The bath used for the therapy of that troubled monarch, King George III, may have been rediscovered in a small palace on the Thames.
Its identity was pieced together by archaeologists and historians at Historic Royal Palaces, the non-profit conservation organisation which manages Hampton Court Palace and The Tower of London.
The bath was found at Kew Palace – a country mansion on the Thames in Kew Gardens.
The palace was a favourite of George III, and was where he often repaired when suffering from his bouts of mental instability. Research has since suggested he was suffering from the blood disease porphyria.
King George used to take baths as part of recommended therapy for his illness.
King George III’s house keeper told a visitor of the time that King George used to take his baths not in the main palace but in the kitchen block, which was separate from the main palace.
It is said he did this to save the servants the bother of carrying hot water to the main building.
During the restoration of the kitchens in 2012 a high-status bath was discovered in the kitchen buildings, dating from the period when the King used to take warm baths.
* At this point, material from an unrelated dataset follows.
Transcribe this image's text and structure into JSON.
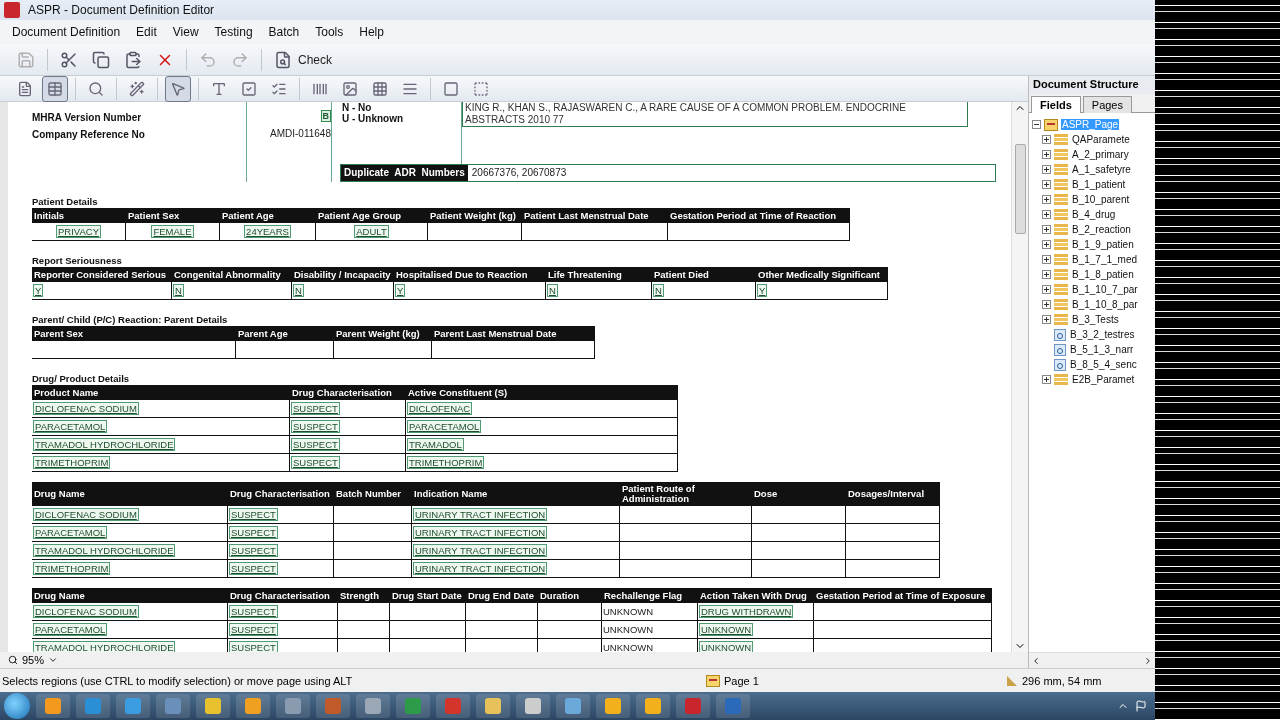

And you see it here.
Here’s a tour of the rest of the house and buildings…